● Instructions to follow
Find every line below that contains the word "営業日報" and copy it out.

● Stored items
*** Begin section ***

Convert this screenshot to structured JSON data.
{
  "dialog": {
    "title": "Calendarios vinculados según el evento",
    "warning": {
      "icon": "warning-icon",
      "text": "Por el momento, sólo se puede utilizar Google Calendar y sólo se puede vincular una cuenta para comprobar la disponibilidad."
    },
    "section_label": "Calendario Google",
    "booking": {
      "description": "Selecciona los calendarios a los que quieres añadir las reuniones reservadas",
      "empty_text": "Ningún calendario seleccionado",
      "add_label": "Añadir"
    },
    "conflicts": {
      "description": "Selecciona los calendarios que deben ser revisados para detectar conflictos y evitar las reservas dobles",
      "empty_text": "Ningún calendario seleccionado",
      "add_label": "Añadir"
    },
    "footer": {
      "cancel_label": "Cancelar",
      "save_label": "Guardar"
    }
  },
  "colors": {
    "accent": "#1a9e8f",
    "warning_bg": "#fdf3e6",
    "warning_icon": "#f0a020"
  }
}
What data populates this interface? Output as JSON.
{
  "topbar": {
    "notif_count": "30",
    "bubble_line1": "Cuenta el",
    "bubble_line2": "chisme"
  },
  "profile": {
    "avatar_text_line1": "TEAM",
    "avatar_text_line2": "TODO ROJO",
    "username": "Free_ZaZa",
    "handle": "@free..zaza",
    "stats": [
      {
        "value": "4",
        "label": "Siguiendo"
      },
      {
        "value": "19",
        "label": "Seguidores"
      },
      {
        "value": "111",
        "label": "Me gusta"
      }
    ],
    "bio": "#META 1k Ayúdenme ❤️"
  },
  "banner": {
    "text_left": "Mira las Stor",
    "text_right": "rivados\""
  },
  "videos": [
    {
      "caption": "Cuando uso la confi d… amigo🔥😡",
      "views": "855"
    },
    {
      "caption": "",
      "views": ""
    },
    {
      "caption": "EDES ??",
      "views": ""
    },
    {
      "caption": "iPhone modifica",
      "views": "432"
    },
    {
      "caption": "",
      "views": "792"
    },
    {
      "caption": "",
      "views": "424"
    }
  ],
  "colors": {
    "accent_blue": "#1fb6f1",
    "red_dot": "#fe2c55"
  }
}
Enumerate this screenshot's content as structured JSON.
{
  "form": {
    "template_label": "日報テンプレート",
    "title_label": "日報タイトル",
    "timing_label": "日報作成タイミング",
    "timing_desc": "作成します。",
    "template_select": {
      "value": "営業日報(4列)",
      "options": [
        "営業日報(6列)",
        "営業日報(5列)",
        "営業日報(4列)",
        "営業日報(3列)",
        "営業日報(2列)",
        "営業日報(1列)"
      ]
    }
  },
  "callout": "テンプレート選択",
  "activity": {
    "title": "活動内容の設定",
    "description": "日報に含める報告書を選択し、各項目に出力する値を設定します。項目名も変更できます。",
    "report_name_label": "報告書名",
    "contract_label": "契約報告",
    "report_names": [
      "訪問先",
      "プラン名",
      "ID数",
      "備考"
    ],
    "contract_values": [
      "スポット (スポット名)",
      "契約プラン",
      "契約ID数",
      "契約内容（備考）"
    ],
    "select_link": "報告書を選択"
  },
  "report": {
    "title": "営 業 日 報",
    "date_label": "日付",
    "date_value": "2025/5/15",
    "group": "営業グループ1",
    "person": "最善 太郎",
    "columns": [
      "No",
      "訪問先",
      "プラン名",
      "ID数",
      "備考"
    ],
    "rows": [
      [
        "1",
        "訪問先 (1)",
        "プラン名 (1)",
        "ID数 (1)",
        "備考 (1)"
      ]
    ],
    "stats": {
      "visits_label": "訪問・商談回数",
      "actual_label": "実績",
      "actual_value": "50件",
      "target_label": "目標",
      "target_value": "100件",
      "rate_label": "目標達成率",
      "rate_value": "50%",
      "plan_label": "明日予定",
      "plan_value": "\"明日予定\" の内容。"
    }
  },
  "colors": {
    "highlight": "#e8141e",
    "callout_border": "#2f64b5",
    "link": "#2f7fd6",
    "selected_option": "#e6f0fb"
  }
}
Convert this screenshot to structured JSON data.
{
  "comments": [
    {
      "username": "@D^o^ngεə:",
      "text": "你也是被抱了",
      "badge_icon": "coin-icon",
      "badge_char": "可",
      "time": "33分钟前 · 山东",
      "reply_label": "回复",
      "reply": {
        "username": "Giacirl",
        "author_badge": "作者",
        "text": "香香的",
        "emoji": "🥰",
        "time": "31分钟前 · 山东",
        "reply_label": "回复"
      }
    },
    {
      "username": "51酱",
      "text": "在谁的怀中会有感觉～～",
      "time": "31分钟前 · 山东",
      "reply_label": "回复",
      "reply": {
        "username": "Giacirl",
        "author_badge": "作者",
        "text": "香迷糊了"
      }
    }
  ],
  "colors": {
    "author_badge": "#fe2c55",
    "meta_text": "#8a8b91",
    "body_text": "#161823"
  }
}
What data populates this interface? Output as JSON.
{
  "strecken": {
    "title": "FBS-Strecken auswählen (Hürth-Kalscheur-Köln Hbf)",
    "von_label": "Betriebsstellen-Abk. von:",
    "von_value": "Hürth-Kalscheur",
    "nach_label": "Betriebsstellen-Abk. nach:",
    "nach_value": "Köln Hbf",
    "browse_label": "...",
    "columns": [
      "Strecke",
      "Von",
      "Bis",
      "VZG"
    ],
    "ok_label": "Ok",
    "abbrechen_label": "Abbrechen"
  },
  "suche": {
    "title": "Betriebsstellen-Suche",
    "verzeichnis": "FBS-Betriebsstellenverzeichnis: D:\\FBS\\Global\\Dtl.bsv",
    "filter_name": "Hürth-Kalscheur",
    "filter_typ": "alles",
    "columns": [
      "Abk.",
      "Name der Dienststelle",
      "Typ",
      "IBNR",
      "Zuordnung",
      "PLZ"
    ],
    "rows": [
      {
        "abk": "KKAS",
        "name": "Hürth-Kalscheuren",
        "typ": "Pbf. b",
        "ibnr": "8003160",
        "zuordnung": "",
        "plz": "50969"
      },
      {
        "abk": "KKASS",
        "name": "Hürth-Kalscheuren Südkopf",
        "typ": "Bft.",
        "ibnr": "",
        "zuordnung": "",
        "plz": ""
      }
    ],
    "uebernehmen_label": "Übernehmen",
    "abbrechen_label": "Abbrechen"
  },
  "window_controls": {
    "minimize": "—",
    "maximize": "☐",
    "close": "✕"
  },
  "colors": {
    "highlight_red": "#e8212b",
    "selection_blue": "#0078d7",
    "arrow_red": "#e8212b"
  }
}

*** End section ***

● Expected answer
      "value": "営業日報(4列)",
        "営業日報(6列)",
        "営業日報(5列)",
        "営業日報(4列)",
        "営業日報(3列)",
        "営業日報(2列)",
        "営業日報(1列)"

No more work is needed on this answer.